The Closet Moderate: West Britons

Saturday, March 14, 2009

West Britons

If dead men's bodies really do spin in their graves when confronted with the misdeeds of their descendants, then one must imagine the corpse of Joseph P. Kennedy to be a kind of perpetual motion machine. Even so, those old Irish bones must have kicked into a new gear earlier this month month when Senator Edward Kennedy accepted a knighthood from the Queen of the United Kingdom.

This is not to say that old Joe didn't know how to kowtow when he had to -- far from it. When he was appointed ambassador to the UK in 1938, he allowed himself to be presented to the King with all the requisite bowing and scraping. The difference there was that his very appearance at the Court of St. James' was a slap in the face (if only a minor one) to the British establishment and their Anglo-American counterpart in this country. His son's situation is exactly the opposite: by accepting this honor (or honour, if you must,) Teddy has not only acknowledged the system of monarchy as legitimate, something politically incorrect in the original sense of that term, but has in essence glided his way out of Irishness and into the grand system of the British Empire.

Added to this ignominy is the fact that, no matter how this knighthood may be couched in terms like "honorary," in accepting it, Kennedy has acknowledged allegiance to a foreign sovereign. Should a private citizen wish to do this, I would not object to strenuously, though I might doubt his loyalty. But for a Senator to do so is surely against the founding principles of this republic. From this day forward, both of Massachusetts's Senators should be considered fake Irish.

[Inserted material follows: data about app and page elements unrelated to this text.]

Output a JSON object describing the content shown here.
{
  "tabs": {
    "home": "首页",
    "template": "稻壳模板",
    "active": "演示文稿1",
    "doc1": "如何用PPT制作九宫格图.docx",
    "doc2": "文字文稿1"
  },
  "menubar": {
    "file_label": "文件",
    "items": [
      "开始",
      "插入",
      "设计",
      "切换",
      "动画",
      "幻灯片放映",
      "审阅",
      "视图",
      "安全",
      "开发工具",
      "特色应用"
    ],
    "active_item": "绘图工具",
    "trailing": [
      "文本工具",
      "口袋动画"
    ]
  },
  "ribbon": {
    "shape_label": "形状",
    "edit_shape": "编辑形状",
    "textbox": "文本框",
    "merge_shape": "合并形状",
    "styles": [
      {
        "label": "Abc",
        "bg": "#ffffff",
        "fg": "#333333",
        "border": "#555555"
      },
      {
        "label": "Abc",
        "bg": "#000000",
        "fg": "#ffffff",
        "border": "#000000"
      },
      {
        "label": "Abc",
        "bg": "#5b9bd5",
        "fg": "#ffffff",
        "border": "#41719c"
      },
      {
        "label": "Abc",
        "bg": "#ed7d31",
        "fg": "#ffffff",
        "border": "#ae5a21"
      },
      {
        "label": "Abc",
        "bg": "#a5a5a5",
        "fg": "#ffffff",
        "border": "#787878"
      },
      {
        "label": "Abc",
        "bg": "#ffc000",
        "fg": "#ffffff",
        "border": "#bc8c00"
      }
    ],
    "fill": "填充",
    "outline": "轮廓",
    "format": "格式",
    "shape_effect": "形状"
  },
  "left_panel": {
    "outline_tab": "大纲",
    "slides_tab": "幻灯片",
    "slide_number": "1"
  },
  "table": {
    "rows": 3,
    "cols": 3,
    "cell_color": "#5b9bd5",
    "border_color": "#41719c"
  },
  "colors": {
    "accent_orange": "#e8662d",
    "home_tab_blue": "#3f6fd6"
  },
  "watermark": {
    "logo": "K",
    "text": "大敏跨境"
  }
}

2 comments:

Harold Lasswell said...

Do we know if he's actually accepted the title? I'd assume not, as Article I, Section 9 seems pretty clear on this:

No Title of Nobility shall be granted by the United States: And no Person holding any Office of Profit or Trust under them, shall, without the Consent of the Congress, accept of any present, Emolument, Office, or Title, of any kind whatever, from any King, Prince, or foreign State.

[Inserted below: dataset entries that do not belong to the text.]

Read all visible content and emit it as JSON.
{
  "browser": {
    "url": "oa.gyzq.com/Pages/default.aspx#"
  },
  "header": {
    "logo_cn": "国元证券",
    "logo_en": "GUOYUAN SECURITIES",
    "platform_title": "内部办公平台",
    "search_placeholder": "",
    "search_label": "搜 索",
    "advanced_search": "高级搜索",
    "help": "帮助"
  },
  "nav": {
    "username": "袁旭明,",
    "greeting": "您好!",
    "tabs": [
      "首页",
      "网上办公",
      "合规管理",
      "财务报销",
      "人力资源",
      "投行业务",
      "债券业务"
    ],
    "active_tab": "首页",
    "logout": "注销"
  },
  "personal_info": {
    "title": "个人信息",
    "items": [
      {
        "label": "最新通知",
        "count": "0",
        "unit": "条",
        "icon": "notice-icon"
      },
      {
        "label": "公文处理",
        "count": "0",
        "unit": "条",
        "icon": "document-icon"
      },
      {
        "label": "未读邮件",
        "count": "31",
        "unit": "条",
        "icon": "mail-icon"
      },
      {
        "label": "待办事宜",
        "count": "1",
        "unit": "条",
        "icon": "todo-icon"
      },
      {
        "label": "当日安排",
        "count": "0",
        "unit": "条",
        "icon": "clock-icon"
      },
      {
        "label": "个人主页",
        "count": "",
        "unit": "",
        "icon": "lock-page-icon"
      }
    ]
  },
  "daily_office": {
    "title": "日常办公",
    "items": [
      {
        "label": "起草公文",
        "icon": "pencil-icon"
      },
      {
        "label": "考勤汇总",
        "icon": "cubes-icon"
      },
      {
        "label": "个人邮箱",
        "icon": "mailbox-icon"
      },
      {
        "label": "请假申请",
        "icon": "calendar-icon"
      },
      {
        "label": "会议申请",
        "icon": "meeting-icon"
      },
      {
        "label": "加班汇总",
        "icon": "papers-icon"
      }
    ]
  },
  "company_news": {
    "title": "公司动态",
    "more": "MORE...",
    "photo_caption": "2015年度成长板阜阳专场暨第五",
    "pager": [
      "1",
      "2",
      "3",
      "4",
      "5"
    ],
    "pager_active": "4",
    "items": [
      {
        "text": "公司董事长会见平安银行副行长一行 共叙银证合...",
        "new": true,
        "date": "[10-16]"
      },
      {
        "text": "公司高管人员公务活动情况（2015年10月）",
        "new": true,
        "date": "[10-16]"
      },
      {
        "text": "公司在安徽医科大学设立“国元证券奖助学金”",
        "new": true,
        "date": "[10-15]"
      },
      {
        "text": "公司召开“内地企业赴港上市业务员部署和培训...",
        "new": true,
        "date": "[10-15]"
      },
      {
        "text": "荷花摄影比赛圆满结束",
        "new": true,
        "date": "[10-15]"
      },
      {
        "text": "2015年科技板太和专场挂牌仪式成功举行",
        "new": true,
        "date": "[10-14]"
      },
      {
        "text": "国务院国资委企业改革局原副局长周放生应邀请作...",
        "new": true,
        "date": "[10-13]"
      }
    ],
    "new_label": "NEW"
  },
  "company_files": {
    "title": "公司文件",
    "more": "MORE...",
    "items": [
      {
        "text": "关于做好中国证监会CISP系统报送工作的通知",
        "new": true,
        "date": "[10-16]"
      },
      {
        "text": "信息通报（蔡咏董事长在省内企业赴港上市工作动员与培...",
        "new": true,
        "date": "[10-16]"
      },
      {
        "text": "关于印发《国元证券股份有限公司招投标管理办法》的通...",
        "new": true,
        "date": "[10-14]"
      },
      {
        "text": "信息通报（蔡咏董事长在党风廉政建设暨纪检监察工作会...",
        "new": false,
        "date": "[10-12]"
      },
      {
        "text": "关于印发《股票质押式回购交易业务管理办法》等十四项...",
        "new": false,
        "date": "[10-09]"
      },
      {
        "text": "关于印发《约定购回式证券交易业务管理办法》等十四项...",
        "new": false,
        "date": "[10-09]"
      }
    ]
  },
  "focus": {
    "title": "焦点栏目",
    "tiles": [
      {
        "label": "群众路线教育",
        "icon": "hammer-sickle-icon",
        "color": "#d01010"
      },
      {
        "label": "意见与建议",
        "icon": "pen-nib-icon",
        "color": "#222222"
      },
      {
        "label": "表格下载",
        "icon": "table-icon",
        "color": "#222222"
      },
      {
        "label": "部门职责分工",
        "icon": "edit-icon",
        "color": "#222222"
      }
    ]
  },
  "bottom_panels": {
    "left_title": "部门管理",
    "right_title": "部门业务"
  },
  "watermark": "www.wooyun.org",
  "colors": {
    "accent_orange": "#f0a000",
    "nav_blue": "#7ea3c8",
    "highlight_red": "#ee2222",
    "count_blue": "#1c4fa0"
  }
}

Silent Cal said...

They usually have the Brits make it "honorary," so as to ignore the prohibition. I say you can't have it both ways, Sir Teddy.